ABOUT THIS TASK
Please report every line in the material below where the word "首层BOHH综合天花图" is found.

- - - - - - -

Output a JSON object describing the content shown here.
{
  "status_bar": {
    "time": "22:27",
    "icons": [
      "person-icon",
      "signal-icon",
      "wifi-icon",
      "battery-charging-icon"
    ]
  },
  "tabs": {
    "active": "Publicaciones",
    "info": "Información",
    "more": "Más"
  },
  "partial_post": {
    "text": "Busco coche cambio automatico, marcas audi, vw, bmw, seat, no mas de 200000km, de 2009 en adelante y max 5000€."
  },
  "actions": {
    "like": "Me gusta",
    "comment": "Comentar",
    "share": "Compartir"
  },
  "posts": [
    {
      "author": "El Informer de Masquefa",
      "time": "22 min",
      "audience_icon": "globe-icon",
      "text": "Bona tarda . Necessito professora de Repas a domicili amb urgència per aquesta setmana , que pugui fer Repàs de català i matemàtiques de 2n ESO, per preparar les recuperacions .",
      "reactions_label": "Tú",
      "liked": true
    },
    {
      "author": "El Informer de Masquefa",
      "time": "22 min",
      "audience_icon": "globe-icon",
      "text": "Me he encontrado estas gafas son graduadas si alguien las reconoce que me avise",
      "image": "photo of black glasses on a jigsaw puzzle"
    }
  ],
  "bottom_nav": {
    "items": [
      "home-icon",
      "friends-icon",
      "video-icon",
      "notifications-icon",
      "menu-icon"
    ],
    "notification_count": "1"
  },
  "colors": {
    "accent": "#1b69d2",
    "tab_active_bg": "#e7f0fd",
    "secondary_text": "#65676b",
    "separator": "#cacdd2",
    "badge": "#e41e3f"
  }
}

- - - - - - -

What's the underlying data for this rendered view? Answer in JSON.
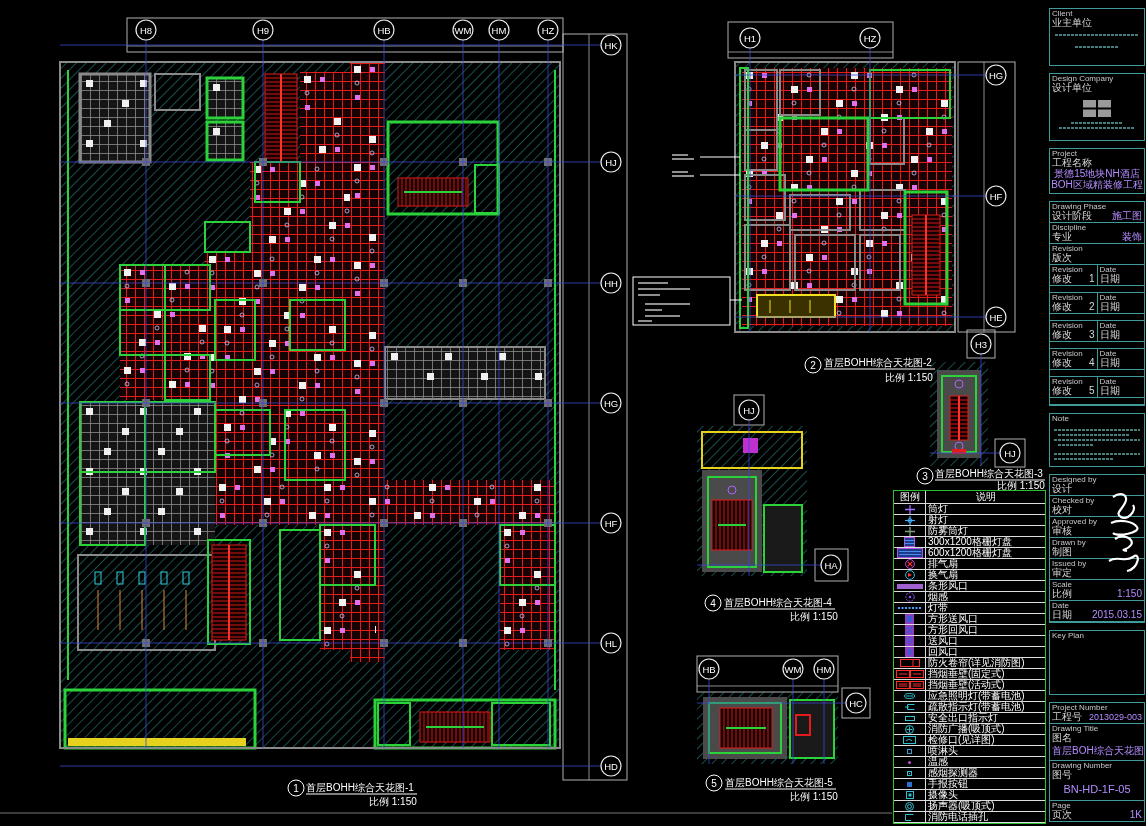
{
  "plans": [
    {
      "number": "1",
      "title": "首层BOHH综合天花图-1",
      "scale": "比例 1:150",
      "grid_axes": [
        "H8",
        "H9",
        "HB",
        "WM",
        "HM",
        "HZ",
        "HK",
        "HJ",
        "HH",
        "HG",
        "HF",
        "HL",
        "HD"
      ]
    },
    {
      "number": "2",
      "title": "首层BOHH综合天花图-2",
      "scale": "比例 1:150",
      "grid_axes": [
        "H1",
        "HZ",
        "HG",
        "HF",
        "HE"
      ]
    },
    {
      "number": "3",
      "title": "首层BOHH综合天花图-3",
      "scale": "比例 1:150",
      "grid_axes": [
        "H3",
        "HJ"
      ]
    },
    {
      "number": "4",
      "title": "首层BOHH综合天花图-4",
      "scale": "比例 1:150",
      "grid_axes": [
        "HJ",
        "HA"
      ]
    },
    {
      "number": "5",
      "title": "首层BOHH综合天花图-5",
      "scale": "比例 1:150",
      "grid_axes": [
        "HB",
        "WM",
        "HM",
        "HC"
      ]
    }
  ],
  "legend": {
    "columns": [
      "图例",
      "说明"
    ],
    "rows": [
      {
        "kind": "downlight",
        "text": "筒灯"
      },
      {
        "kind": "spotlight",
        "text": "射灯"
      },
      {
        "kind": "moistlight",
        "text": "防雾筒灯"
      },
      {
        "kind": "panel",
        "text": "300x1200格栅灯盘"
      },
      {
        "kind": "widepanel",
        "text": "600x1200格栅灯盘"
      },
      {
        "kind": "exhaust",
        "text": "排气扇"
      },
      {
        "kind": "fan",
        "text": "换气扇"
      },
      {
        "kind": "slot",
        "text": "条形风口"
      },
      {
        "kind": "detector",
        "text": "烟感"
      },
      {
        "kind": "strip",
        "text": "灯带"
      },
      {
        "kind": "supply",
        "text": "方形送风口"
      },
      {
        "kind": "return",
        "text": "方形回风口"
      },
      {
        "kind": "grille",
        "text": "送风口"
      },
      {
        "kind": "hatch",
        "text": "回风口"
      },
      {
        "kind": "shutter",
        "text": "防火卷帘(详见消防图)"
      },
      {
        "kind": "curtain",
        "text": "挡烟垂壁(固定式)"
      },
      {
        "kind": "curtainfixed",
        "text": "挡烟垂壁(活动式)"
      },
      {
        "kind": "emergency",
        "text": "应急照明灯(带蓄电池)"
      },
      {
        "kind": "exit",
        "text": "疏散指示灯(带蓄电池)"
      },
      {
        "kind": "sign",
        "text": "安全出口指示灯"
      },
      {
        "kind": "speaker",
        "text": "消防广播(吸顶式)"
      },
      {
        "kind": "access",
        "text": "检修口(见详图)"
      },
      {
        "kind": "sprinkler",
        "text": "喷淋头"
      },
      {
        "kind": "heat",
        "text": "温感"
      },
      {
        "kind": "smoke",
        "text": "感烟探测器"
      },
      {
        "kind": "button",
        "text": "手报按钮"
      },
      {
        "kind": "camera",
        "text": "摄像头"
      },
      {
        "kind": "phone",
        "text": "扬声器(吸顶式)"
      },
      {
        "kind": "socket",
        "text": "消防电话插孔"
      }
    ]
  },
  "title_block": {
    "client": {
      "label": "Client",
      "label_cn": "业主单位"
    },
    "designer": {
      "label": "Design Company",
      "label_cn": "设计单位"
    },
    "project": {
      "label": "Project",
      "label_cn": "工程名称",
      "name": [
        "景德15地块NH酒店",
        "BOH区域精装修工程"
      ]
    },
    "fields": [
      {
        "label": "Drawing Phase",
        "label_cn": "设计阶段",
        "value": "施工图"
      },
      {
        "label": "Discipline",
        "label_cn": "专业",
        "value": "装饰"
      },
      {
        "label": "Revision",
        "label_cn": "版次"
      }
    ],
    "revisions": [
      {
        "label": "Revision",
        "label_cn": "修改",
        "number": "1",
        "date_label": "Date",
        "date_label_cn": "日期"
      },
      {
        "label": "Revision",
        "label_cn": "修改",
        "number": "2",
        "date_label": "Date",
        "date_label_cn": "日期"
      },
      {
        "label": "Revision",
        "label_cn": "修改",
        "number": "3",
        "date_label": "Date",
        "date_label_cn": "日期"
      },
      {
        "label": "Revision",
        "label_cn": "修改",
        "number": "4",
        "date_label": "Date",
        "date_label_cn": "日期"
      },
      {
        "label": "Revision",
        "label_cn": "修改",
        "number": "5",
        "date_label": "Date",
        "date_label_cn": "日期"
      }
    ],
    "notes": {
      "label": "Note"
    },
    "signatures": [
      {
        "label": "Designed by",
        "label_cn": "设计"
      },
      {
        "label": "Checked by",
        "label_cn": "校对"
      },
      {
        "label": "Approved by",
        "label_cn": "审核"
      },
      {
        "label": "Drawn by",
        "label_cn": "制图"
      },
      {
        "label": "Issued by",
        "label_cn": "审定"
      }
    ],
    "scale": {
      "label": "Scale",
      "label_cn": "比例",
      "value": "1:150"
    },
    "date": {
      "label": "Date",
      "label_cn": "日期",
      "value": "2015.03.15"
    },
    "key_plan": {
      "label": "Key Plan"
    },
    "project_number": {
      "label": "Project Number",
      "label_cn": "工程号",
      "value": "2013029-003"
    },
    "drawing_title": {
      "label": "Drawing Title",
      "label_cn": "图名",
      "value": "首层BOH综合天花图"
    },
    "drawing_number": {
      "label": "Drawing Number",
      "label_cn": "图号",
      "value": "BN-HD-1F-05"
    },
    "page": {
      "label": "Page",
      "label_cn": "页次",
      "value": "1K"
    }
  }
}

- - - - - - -

RESPONSE FOR THIS EXERCISE
      "title": "首层BOHH综合天花图-1",
      "title": "首层BOHH综合天花图-2",
      "title": "首层BOHH综合天花图-3",
      "title": "首层BOHH综合天花图-4",
      "title": "首层BOHH综合天花图-5",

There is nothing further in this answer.